:: Assignment ::
Output all of the records exactly, word for word.

-=-=-=-=-

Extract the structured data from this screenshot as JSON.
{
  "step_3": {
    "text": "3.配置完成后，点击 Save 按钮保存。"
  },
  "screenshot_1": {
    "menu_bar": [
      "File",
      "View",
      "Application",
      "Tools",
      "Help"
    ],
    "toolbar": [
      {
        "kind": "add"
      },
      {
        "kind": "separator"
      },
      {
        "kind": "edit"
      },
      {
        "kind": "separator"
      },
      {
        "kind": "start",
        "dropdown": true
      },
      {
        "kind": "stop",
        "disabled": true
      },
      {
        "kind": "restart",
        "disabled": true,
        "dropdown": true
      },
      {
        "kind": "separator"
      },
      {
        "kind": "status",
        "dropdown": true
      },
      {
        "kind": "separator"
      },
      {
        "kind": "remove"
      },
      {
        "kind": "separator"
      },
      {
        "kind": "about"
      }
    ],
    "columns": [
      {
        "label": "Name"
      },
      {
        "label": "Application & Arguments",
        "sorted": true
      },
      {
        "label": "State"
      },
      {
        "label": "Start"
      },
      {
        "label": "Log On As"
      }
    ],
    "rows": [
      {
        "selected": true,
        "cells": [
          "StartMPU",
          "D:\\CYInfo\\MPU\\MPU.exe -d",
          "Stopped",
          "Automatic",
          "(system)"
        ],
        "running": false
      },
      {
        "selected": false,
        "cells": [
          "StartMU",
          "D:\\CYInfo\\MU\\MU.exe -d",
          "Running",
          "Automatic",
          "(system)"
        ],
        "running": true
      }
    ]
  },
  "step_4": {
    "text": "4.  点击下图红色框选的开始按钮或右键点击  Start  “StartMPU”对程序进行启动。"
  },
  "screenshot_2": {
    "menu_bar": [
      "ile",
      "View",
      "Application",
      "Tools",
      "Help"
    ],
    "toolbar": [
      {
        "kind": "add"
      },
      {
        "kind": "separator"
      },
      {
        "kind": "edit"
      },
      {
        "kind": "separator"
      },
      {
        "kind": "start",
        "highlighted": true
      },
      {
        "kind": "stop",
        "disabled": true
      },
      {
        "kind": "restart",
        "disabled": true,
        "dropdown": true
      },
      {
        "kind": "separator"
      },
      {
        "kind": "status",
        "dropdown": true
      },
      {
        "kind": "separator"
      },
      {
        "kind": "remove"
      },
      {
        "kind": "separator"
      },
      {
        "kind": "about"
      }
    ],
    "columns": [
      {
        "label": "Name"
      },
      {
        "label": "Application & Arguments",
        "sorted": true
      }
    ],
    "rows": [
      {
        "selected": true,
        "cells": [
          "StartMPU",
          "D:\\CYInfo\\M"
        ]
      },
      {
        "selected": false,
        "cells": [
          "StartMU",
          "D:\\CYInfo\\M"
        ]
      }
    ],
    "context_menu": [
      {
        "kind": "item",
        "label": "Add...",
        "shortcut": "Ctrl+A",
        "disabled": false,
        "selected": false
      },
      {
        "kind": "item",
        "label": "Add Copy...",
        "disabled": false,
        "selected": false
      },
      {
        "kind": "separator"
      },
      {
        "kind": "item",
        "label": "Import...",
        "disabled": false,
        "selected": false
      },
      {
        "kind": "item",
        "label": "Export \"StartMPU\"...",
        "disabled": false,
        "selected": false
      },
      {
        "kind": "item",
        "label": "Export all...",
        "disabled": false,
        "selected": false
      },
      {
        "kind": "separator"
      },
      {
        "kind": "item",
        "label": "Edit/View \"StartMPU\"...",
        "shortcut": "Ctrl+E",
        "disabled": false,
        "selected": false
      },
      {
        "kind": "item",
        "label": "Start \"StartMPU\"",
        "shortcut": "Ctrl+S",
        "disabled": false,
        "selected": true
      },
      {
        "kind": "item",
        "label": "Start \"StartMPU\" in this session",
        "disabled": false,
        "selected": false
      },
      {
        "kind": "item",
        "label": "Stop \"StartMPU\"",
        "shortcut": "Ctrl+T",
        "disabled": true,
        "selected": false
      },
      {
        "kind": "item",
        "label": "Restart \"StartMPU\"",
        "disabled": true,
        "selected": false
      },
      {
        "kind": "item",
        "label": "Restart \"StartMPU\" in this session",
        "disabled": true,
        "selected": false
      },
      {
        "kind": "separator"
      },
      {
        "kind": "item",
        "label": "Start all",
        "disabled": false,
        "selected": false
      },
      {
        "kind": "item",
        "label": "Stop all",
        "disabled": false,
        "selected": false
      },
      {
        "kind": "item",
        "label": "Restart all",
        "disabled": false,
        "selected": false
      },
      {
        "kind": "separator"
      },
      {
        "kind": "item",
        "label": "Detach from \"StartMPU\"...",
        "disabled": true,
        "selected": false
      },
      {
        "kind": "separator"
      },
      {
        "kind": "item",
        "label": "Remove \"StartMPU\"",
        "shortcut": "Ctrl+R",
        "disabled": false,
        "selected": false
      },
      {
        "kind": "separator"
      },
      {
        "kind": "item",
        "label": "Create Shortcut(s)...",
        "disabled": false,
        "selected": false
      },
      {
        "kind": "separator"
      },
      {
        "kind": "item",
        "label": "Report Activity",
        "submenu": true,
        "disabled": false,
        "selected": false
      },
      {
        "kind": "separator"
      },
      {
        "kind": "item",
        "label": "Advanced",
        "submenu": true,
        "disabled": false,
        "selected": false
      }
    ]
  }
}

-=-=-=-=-

:: Answer section ::
Extract the structured data from this screenshot as JSON.
{
  "step_3": {
    "text": "3.配置完成后，点击 Save 按钮保存。"
  },
  "screenshot_1": {
    "menu_bar": [
      "File",
      "View",
      "Application",
      "Tools",
      "Help"
    ],
    "toolbar": [
      {
        "kind": "add"
      },
      {
        "kind": "separator"
      },
      {
        "kind": "edit"
      },
      {
        "kind": "separator"
      },
      {
        "kind": "start",
        "dropdown": true
      },
      {
        "kind": "stop",
        "disabled": true
      },
      {
        "kind": "restart",
        "disabled": true,
        "dropdown": true
      },
      {
        "kind": "separator"
      },
      {
        "kind": "status",
        "dropdown": true
      },
      {
        "kind": "separator"
      },
      {
        "kind": "remove"
      },
      {
        "kind": "separator"
      },
      {
        "kind": "about"
      }
    ],
    "columns": [
      {
        "label": "Name"
      },
      {
        "label": "Application & Arguments",
        "sorted": true
      },
      {
        "label": "State"
      },
      {
        "label": "Start"
      },
      {
        "label": "Log On As"
      }
    ],
    "rows": [
      {
        "selected": true,
        "cells": [
          "StartMPU",
          "D:\\CYInfo\\MPU\\MPU.exe -d",
          "Stopped",
          "Automatic",
          "(system)"
        ],
        "running": false
      },
      {
        "selected": false,
        "cells": [
          "StartMU",
          "D:\\CYInfo\\MU\\MU.exe -d",
          "Running",
          "Automatic",
          "(system)"
        ],
        "running": true
      }
    ]
  },
  "step_4": {
    "text": "4.  点击下图红色框选的开始按钮或右键点击  Start  “StartMPU”对程序进行启动。"
  },
  "screenshot_2": {
    "menu_bar": [
      "ile",
      "View",
      "Application",
      "Tools",
      "Help"
    ],
    "toolbar": [
      {
        "kind": "add"
      },
      {
        "kind": "separator"
      },
      {
        "kind": "edit"
      },
      {
        "kind": "separator"
      },
      {
        "kind": "start",
        "highlighted": true
      },
      {
        "kind": "stop",
        "disabled": true
      },
      {
        "kind": "restart",
        "disabled": true,
        "dropdown": true
      },
      {
        "kind": "separator"
      },
      {
        "kind": "status",
        "dropdown": true
      },
      {
        "kind": "separator"
      },
      {
        "kind": "remove"
      },
      {
        "kind": "separator"
      },
      {
        "kind": "about"
      }
    ],
    "columns": [
      {
        "label": "Name"
      },
      {
        "label": "Application & Arguments",
        "sorted": true
      }
    ],
    "rows": [
      {
        "selected": true,
        "cells": [
          "StartMPU",
          "D:\\CYInfo\\M"
        ]
      },
      {
        "selected": false,
        "cells": [
          "StartMU",
          "D:\\CYInfo\\M"
        ]
      }
    ],
    "context_menu": [
      {
        "kind": "item",
        "label": "Add...",
        "shortcut": "Ctrl+A",
        "disabled": false,
        "selected": false
      },
      {
        "kind": "item",
        "label": "Add Copy...",
        "disabled": false,
        "selected": false
      },
      {
        "kind": "separator"
      },
      {
        "kind": "item",
        "label": "Import...",
        "disabled": false,
        "selected": false
      },
      {
        "kind": "item",
        "label": "Export \"StartMPU\"...",
        "disabled": false,
        "selected": false
      },
      {
        "kind": "item",
        "label": "Export all...",
        "disabled": false,
        "selected": false
      },
      {
        "kind": "separator"
      },
      {
        "kind": "item",
        "label": "Edit/View \"StartMPU\"...",
        "shortcut": "Ctrl+E",
        "disabled": false,
        "selected": false
      },
      {
        "kind": "item",
        "label": "Start \"StartMPU\"",
        "shortcut": "Ctrl+S",
        "disabled": false,
        "selected": true
      },
      {
        "kind": "item",
        "label": "Start \"StartMPU\" in this session",
        "disabled": false,
        "selected": false
      },
      {
        "kind": "item",
        "label": "Stop \"StartMPU\"",
        "shortcut": "Ctrl+T",
        "disabled": true,
        "selected": false
      },
      {
        "kind": "item",
        "label": "Restart \"StartMPU\"",
        "disabled": true,
        "selected": false
      },
      {
        "kind": "item",
        "label": "Restart \"StartMPU\" in this session",
        "disabled": true,
        "selected": false
      },
      {
        "kind": "separator"
      },
      {
        "kind": "item",
        "label": "Start all",
        "disabled": false,
        "selected": false
      },
      {
        "kind": "item",
        "label": "Stop all",
        "disabled": false,
        "selected": false
      },
      {
        "kind": "item",
        "label": "Restart all",
        "disabled": false,
        "selected": false
      },
      {
        "kind": "separator"
      },
      {
        "kind": "item",
        "label": "Detach from \"StartMPU\"...",
        "disabled": true,
        "selected": false
      },
      {
        "kind": "separator"
      },
      {
        "kind": "item",
        "label": "Remove \"StartMPU\"",
        "shortcut": "Ctrl+R",
        "disabled": false,
        "selected": false
      },
      {
        "kind": "separator"
      },
      {
        "kind": "item",
        "label": "Create Shortcut(s)...",
        "disabled": false,
        "selected": false
      },
      {
        "kind": "separator"
      },
      {
        "kind": "item",
        "label": "Report Activity",
        "submenu": true,
        "disabled": false,
        "selected": false
      },
      {
        "kind": "separator"
      },
      {
        "kind": "item",
        "label": "Advanced",
        "submenu": true,
        "disabled": false,
        "selected": false
      }
    ]
  }
}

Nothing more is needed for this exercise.